We have stepped up engagement across the country – particularly during COVID-19.
The Department of Home Affairs has had over 7,200 engagements with key multicultural groups (including 1,100 in Victoria) between March and August 2020. This is a 550% increase the same period in 2019.
We've spent more than $1.9 million translating materials into 63 languages including in simplified and traditional Chinese.
There are have been more than 1.3 million unique page views of the centralised COVID-19 Information in your language website – including almost 75,000 views of simplified and traditional Chinese translations.
The Government has worked with SBS to produce in-language videos, available on the SBS website and social media channels.
The COVIDSafe app is also now available for download in simplified and traditional Chinese – as well as other languages. I would encourage everyone to download the app – if you haven't already done so – in order to better track any outbreaks.
We have also boosted our network of Regional Directors and Community Liaison Officers to give communities a direct link to Government and to me personally as the Minister.
These discussions have been very useful for me as Minister, and I hope they continue and increase.
Finally, I wanted to mention that I recently made a major announcement on some reforms the Government is making to English language classes to ensure that English language capability is more widespread in our community.
The Government's Adult Migrant Education Program (AMEP) currently provides migrants 510 hours of free language tuition (with a very small number eligible for up to 1,090 hours), but, on average, people only complete 300 hours of classes and only 21 percent leave with a functional level of English.

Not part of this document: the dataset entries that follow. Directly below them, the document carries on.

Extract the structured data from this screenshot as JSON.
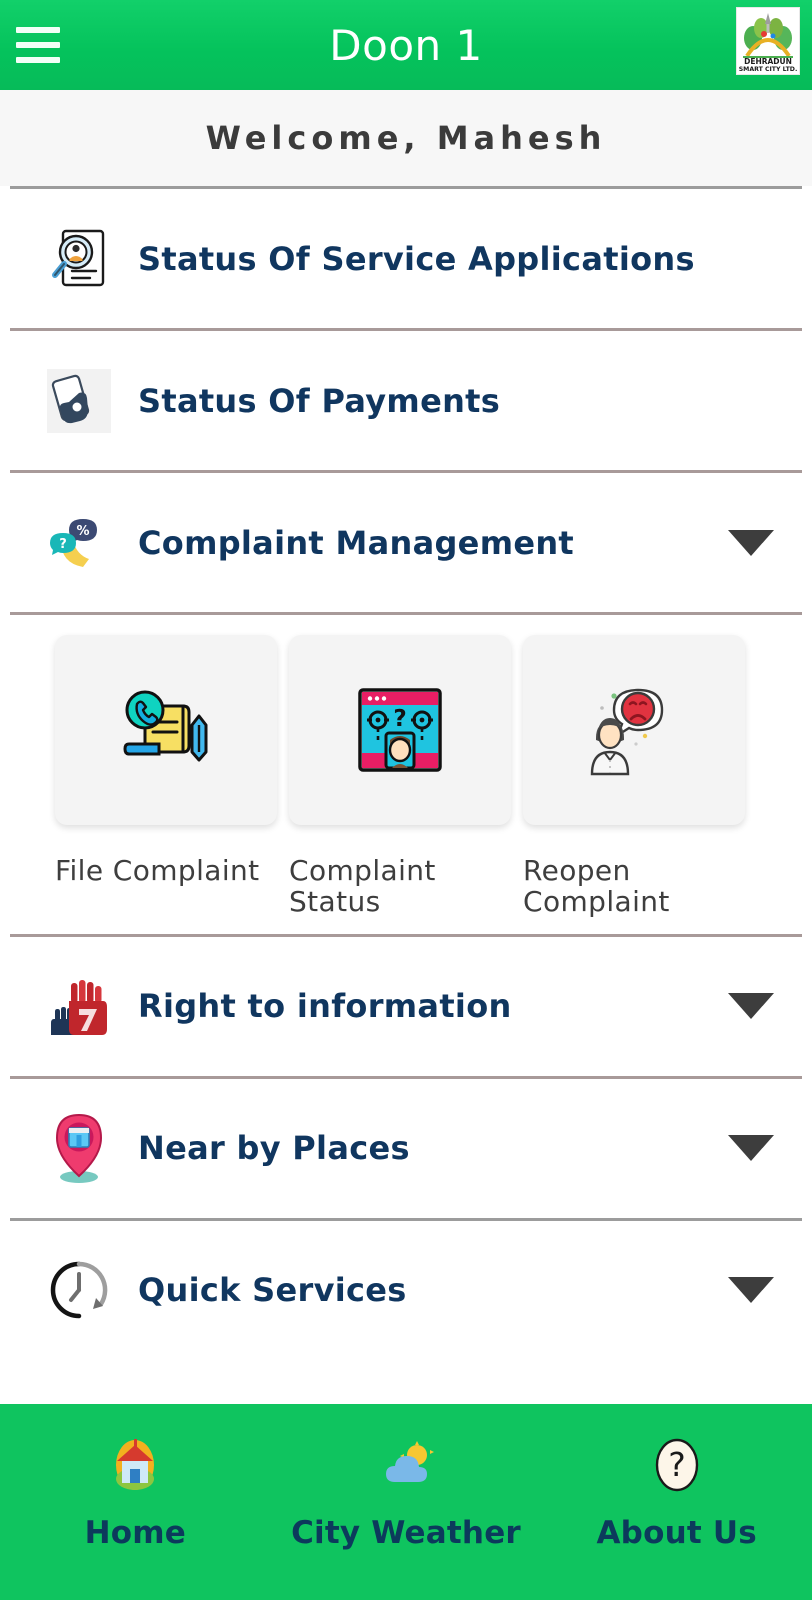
{
  "header": {
    "title": "Doon 1",
    "menu_icon": "hamburger-menu-icon",
    "logo_line1": "DEHRADUN",
    "logo_line2": "SMART CITY LTD.",
    "logo_alt": "dehradun-smart-city-logo"
  },
  "welcome": {
    "text": "Welcome, Mahesh"
  },
  "menu": [
    {
      "label": "Status Of Service Applications",
      "icon": "document-person-search-icon",
      "expandable": false
    },
    {
      "label": "Status Of Payments",
      "icon": "hand-card-tap-icon",
      "expandable": false
    },
    {
      "label": "Complaint Management",
      "icon": "complaint-chat-phone-icon",
      "expandable": true,
      "expanded": true
    },
    {
      "label": "Right to information",
      "icon": "raised-fists-icon",
      "expandable": true,
      "expanded": false
    },
    {
      "label": "Near by Places",
      "icon": "map-pin-building-icon",
      "expandable": true,
      "expanded": false
    },
    {
      "label": "Quick Services",
      "icon": "clock-history-icon",
      "expandable": true,
      "expanded": false
    }
  ],
  "complaint_cards": [
    {
      "label": "File Complaint",
      "icon": "phone-document-pencil-icon"
    },
    {
      "label": "Complaint Status",
      "icon": "browser-person-question-icon"
    },
    {
      "label": "Reopen Complaint",
      "icon": "person-sad-face-bubble-icon"
    }
  ],
  "bottom_nav": [
    {
      "label": "Home",
      "icon": "home-house-icon",
      "active": true
    },
    {
      "label": "City Weather",
      "icon": "cloud-sun-icon",
      "active": false
    },
    {
      "label": "About Us",
      "icon": "question-mark-icon",
      "active": false
    }
  ],
  "colors": {
    "header_green": "#06bb59",
    "nav_green": "#0fc45f",
    "heading_navy": "#10365f",
    "label_gray": "#3e3e3e",
    "tile_gray": "#f4f4f4"
  }
}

This is not good enough.
The current program is mostly classroom-based and doesn't provide the flexibility needed for people working or with caring responsibilities. Moreover, once you have been here for five years, a person becomes ineligible to take further classes. In many cases, 510 hours is also insufficient, particularly for those whose native language is not a European language, which is many of the major groups of our new migrants today.
Hence, I announced that we would be lifting the cap on class hours and removing the time limits which means that any permanent resident or citizen who doesn't yet have functional English – that is, the basic language skills to enable participation in society – will be able to attend classes free of charge until they acquire this English language capability.
I am encouraging anyone in your local communities who fits this description to take up this opportunity: people can use this time to become better equipped in learning English.
Further, once we pass legislation, people will also be able to continue to undertake classes until they reach vocational level English.
We will work closely with the English language providers and the industry, including Ed-Tech, to ensure these reforms generate the improvements we need and expect.
When Scott Morrison was sworn in as Prime Minister, he outlined three commitments that would be his government's focus: keeping our economy strong; keeping Australians safe; and – importantly - keeping Australians together.
Australia is a very different place to what it was two years ago but these commitments remain the same.
And you – our Chinese Australian community – will continue to play an important role in ensuring we remain a successful and socially cohesive multicultural nation.
We will work with you to keep our economy strong, keep Australians safe, and keep Australians together.